Raw data START

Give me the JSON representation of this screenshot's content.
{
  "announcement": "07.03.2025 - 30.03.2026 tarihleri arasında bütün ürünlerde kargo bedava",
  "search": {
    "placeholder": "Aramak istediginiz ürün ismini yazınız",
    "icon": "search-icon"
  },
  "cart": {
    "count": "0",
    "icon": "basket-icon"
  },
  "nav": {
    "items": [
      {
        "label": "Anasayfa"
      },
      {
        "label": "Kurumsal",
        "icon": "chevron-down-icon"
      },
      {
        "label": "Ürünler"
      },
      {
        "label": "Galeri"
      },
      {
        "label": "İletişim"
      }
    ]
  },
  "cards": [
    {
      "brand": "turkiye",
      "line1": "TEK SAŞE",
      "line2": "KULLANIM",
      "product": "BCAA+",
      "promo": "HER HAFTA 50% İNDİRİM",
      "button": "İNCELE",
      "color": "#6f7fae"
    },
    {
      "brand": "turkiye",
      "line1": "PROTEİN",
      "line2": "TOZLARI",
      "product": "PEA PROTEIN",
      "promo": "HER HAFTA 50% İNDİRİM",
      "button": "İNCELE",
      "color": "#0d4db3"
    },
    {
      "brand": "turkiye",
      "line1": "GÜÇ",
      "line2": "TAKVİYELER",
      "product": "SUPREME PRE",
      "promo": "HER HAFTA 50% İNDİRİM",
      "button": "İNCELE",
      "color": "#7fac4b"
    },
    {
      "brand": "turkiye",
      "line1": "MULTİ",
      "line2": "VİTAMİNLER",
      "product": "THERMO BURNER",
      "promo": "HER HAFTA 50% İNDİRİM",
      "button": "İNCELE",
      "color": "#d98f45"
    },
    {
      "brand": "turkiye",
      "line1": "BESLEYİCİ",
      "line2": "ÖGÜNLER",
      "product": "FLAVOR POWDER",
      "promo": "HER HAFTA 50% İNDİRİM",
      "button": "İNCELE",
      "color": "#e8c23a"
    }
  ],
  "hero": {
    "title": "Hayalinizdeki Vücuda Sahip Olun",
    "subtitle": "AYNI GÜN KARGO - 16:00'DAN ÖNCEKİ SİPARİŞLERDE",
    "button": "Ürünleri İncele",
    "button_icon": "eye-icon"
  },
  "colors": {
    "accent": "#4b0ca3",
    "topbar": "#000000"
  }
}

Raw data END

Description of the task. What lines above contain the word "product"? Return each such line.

Solution for this exercise.
      "product": "BCAA+",
      "product": "PEA PROTEIN",
      "product": "SUPREME PRE",
      "product": "THERMO BURNER",
      "product": "FLAVOR POWDER",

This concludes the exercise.